Pawlikowski's use of black and white in an Academy ratio gives the film the feel of a timeless classic. And in many ways Anna's life is stuck back when she was given to the nuns in the 1940s, which gives weight to Wanda's urge that Anna's vows mean nothing unless she knows what she's sacrificing. The key factor here, of course, being that Wanda doesn't know what she has sacrificed. This is a riveting, compelling story, beautifully written and directed to force us to respond emotionally. And to understand that we should never be afraid of the truth.
12 themes, language
R E V I E W B Y R I C H C L I N E
Let My People Go!
dir Mikael Buch
scr Mikael Buch, Christophe Honore
prd Philippe Martin, Geraldine Michelot
with Nicolas Maury, Carmen Maura, Jean-Francois Stevenin, Jarkko Niemi, Amira Casar, Clement Sibony, Jean-Luc Bideau, Aurore Clement, Kari Vaananen, Charlie Dupont, Didier Flamand, Olavi Uusivirta
release Fr 28.Dec.11,
US 11.Jan.13, UK 14.Oct.13
A snappy tone and luridly colourful production design makes this film entertaining enough to hold our interest, although it's also oddly abrasive, never quite engaging us below the surface. At its centre, the film is a rather sweet romantic comedy, and if you can lock into that amid all the chaos, it's rather enjoyable.
When a dying neighbour gives happy postman Ruben (Maury) €200,000, he thinks he needs to flee from Finland to escape a murder charge. But his husband Teemu (Niemi) finally snaps at his drama-queen refusal to face reality and throws him out. So Ruben heads home to Paris and is plunged into the chaos of his meddling Jewish parents (Maura and Stevenin), desperate-housewife sister (Casar) and hothead brother (Sibony). He also has to fend off the advances of their amorous family lawyer (Bideau). Meanwhile back in Finland, Teemu is trying to figure out what really happened.
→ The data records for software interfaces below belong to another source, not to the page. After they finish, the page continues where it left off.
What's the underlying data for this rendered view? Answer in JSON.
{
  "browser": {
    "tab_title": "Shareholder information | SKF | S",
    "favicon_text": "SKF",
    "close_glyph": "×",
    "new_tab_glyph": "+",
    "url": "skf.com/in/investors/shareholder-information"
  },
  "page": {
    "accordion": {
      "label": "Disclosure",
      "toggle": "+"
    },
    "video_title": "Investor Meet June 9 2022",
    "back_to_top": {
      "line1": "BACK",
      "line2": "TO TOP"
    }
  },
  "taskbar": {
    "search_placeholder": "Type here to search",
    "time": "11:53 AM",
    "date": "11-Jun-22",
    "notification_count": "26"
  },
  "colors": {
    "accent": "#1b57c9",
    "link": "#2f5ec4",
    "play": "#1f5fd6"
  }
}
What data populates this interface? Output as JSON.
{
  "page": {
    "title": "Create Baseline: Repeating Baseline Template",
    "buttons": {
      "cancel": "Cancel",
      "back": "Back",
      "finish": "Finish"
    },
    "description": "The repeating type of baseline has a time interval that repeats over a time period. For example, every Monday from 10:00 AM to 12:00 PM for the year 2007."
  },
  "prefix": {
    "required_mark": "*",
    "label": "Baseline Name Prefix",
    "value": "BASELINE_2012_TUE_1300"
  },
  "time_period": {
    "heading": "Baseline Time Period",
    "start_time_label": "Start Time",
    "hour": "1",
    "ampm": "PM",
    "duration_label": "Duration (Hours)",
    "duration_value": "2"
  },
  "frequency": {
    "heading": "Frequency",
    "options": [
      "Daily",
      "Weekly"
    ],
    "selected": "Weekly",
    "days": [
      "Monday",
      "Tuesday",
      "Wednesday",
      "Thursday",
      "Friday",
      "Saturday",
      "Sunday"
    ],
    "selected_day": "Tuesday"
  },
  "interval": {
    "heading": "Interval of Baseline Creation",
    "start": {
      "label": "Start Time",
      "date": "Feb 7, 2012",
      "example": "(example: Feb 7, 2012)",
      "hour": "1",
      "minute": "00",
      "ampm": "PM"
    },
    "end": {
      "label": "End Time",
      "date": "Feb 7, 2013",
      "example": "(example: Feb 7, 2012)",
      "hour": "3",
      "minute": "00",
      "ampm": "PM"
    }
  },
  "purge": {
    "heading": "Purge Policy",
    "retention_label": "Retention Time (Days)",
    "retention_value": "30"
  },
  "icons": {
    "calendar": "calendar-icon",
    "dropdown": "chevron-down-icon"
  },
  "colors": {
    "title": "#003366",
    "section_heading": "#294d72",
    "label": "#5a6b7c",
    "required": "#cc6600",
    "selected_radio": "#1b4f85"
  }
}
The film opens like a smiley musical fantasy, with Ruben and Teemu's idyllic life in a red cabin on a lake in the Finnish woods. But director Buch also stirs in an odd streak of blackly violent slapstick that isn't very funny. Much more entertaining is the way the film continually makes fun of too open-minded Finns, the xenophobic French and the wackier aspects of Jewish subculture as everything builds to a head on Passover.
Frankly, Ruben is such a scatterbrained idiot that he's hard to like, although we do have some sympathy since he's not to blame for his troubles and Maury is a likeable actor. But the plot deprives him of sleep while cranking up his guilt, which leaves Maury flouncing around unable to get to the root of the character. This makes it almost impossible for us to engage with anything that happens. And the solid supporting cast gets lost in the shuffle.
In the final act, the film finds some resonance in Ruben's Jewish heritage, which feels like a burden to him. He has to be reminded that people screw up all the time, and that it's part of being human. Then after sending the characters into spiralling chaos, the screenplay resolves everything rather simplistically. It's warm and often funny, but never sits still long enough to draw us in.
15 themes, language, sexuality, violence
See also: SHADOWS FILM FESTIVAL
© 2013 by Rich Cline, Shadows
on the Wall